Minimum viable profit (MVPr)
When you start a business, you need to reach profitability as quickly as possible. If you’re a company of one, you’re not relying on massive influxes of cash from investors, so every minute you spend getting set up and started is a minute when you aren’t making money. So getting your product or service released as soon as possible, even if it’s small, is both financially wise and educational, since a quick release can also serve as a perfect learning experience. The first version of a product doesn’t need to be huge—it simply needs to solve one problem well and leave your customers feeling better than before they purchased it.
In determining your minimum viable profit—the point at which your business is operating in the black (we’ll call it MVPr from here on in)—keep in mind that the lower the number, the quicker you can reach it. So it’s important to scale up your timelines and focus on core features only, reduce expenses and overhead, and ensure that your business model works at a small scale first.
The assumption at work here is that your MVPr—not the number of your customers, not your month-over-month growth, not even your gross revenue—is the most important determinant of the sustainability of your business. If you make a profit right from the beginning, then you can figure out everything else. If your expenses are low, profit happens sooner. Decisions should be made with a focus on realized profit, not based on the expectation that profit may happen. This is such a key and main difference in how growth-focused businesses and companies of one operate. Even when a company needs to grow, that can happen only if metrics are based on actual profit, not on hopeful profit projections.
Your MVPr can be low in the beginning, as companies of one typically start with either just one person or a tiny team of two to three people with the abilities and skills to create what needs creating. These teams get larger only if more people are truly needed and if profits can support them (remember companies of one aren’t against growth, they simply question it first).
Profit happens when the business is making enough money to cover a salary for the owner(s); this is the “minimum” part of MVPr, as a company of one can be a full-time endeavour only when it’s making enough to support at least one person. Viability is when MVPr either continues to support that one person long-term or increases with time. The more viable your company becomes, the more your profits can truly grow. From there, you can choose to pay yourself more, to focus on scaling systems, to work less and keep paying yourself the same, to invest in the business further, or to grow based on the increased money coming in. In the end, the choice is yours.
Becoming a business that earns revenues predictably and consistently is a milestone for a company of one. MVPr is achieved with the least investment and in the shortest amount of time possible.
Quickly becoming profitable is important to a company of one because focusing on growth and focusing on profit are nearly impossible to do at the same time. For big companies, traditional growth requires investing in the future, and that usually means spending money on a sales cycle with the bet that it will pay off at a higher rate… sometime in the future. A focus on growth may require spending money on sales staff, paid acquisitions, increased support teams, or even a larger technology infrastructure to handle the hoped-for growth. The assumption is that, eventually, more spending will generate more profit.
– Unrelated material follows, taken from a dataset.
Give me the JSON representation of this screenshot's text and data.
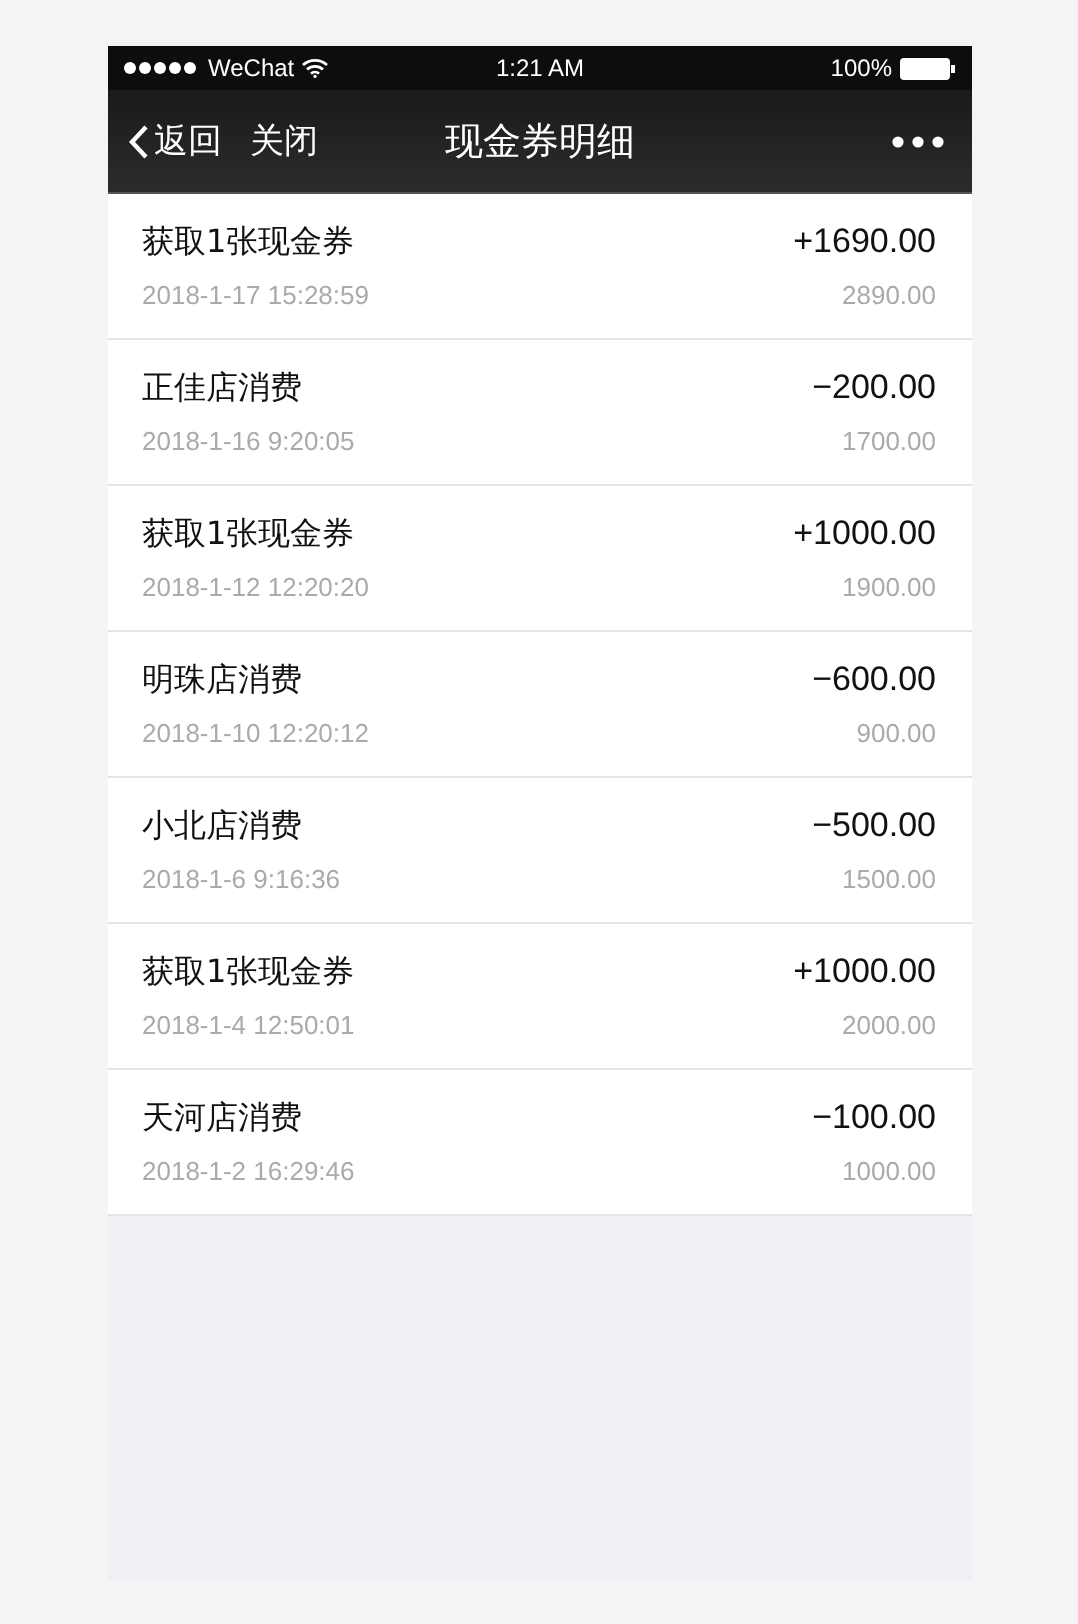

Focusing on profit down the road doesn’t always work for a company of one. A company of one begins quite small (one person, no office required) and spends only when profits allow it. Growth is much slower because it’s incremental from zero—a tiny amount of profit leads to a tiny amount of spending, which leads to slightly more profit and then slightly more spending, and so on. It’s a very gradual process.
With companies of one, exponential profit increases aren’t a core objective because just hitting profitability is usually enough. From there, you have the freedom of choice—to grow, to stay the same, to take more time off, to scale systems—as well as the space to make those choices because your goal isn’t to make exponential profit, but simply to bring in profits greater than your expenses and to support your life comfortably. This isn’t to say that once profit is reached you stop and stagnate—it just means that once you hit profitability, you don’t have to forsake everything else in your business (or your life) to grow larger and faster.
This is an excerpt from my latest book, Company of One.